The Carolingian Dynasty ruled the Franks, a Germanic tribe, in Western Europe for about 200 years, from AD 751 to 987. Unlike modern nations in which an election or a sudden coup d'état marks clear boundaries between rulers or administrations, during the Middle Ages it often took years (even two or three generations) for one family or dynasty to decline and another to come to the fore. While the end of one dynasty is ruling by title, the beginnings of another might have been ruling in actuality. The Carolingian Dynasty takes its name from the personal name Charles, since many of the kings in the dynasty bore that name, most notably Charlemagne.
The Franks had been the major power in Gaul since the 6th century, ruled by the Merovingians. Over time, as Merovingian power diminished, wealthy and influential local leaders emerged. By the beginning of the 8th century, the Merovingians were rulers in name only. Pepin (the first member of the Carolingian Dynasty) emerged as the “virtual ruler” even though there was still a Merovingian king on the throne. Pepin’s son, Charles Martel, defeated an Arab invasion at Tours, France, in 732, further consolidating the power of the family. In 751 Charles’ son Pepin the Short was crowned king of the Franks by the Pope, officially ending the Merovingian Dynasty. Pepin the Short, with the Pope’s approval, confined the remaining Merovingian rivals to a monastery.
On Christmas Day in 800, Pepin the Short’s son Charles (who would become known as Charles the Great or Charlemagne) was crowned Emperor of the Roman Empire by Pope Leo III, thus cementing the tie between the papacy and the Carolingian Dynasty. Under Charlemagne peace and political unity blanketed a great deal of Western Europe and provided an opportunity for the church to flourish.

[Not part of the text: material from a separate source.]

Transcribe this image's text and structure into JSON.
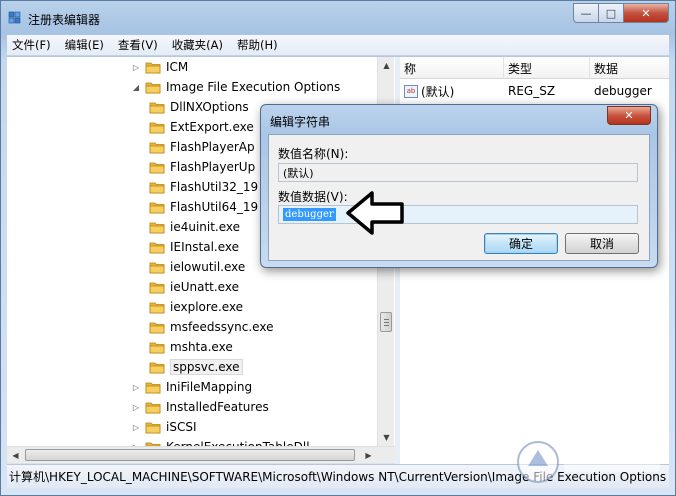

Prior to Charlemagne, the Carolingian rulers demonstrated no real piety and often saw the church as simply a means of promoting Frankish interests. Perhaps for this reason, they did support missionary work and church reforms. While it is most likely that Charlemagne saw Christianity as a way to further his own power as well, he also demonstrated a genuine concern for the advance and development of Christianity. He convened numerous synods to help settle theological and church disputes. By accepting his crown from the Pope, he acknowledged and enhanced the Pope’s authority, and that event gave rise to the Holy Roman Empire. Charlemagne conducted two successful campaigns against the Lombards and then returned some of the conquered territory in Northern Italy to the Pope. He also supported the Pope financially, with the stated expectation that the Pope would support him with prayers and otherwise allow him to rule as he saw fit.
Charlemagne divided his land into dioceses and increased the number of bishops. He insisted that the bishops have authority in the churches, not the local wealthy land owners and sponsors. Although he was barely literate, he sought to improve the education of the clergy by bringing in scholars from around the world. He increased the number of archbishops and built churches. He sought to enforce the sanctity of marriage (though he had not been faithful to his own wife!).

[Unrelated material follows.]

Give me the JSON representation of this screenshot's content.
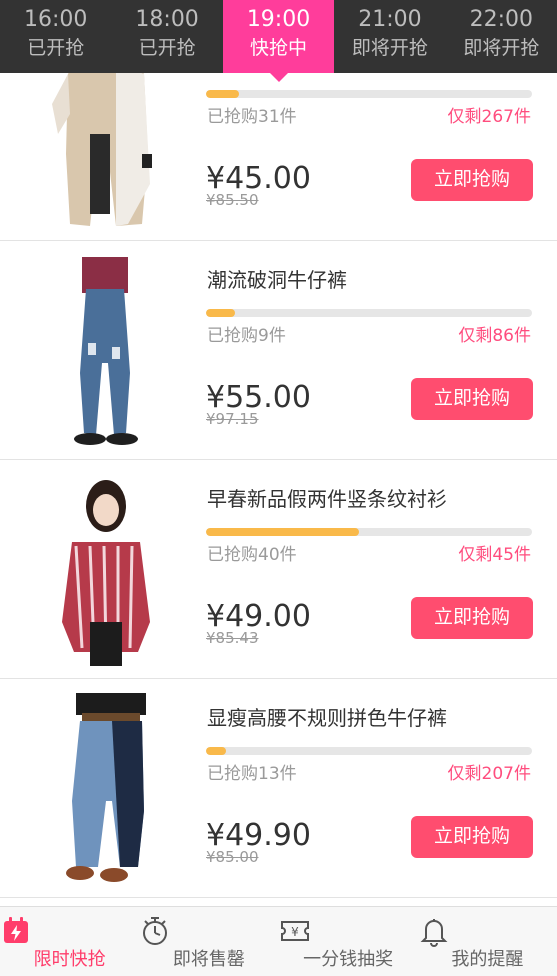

Charlemagne strengthened the Carolingian Dynasty when he conquered Saxon territory in Northern Europe and demanded that those he conquered be baptized. He encouraged missionary work among them and moved some of them to the Rhineland so that they would be surrounded by Christians who would aid in their assimilation. Eventually, the Saxons did become largely Christian. Treatment of non-Christians by the Carolingians was not nearly as brutal as it had been under the Merovingians.
In summary, under Charlemagne the church in Western Europe flourished, and Christianity spread to people who had not been exposed to it before. Power began to shift from the Eastern Roman Empire to Western Europe and then to the Pope. This shift would dominate world affairs for more than a thousand years to come.
Charlemagne’s son Louis the Pious ruled with his father and then became sole Emperor after Charlemagne’s death in 814. Louis was not as energetic as his father and was more interested in the ascetic lifestyle. Upon his death, the realm was divided among his three sons. Internal strife resulted, and the decline of the Carolingian Dynasty followed. With that decline, the power of the Pope over the Holy Roman Empire increased. The bishops in Western Europe increasingly looked to the Pope for protection from the archbishops who had been strengthened but also held in check by Carolingian rulers. By the end of the 9th century, there was a power vacuum in Western Europe with Scandinavian invaders threatening. It is interesting to note that the Scandinavians resisted conversion to Christianity because they saw it as submission to Carolingian power. With the Carolingians weakened, this barrier was removed, and by 950 Scandinavia had been thoroughly Christianized.
It is impossible to know just how many people (if any) came to a genuine faith in Christ due to the efforts of the Carolingian Dynasty. Certainly Charlemagne’s use of force to spread Christianity is deplorable to modern Christians. Nevertheless, his efforts did bring Christianity into new territories and helped shift the balance of power to the West. In His providence God used Western dominance to help spread the truth of the gospel to the ends of the earth.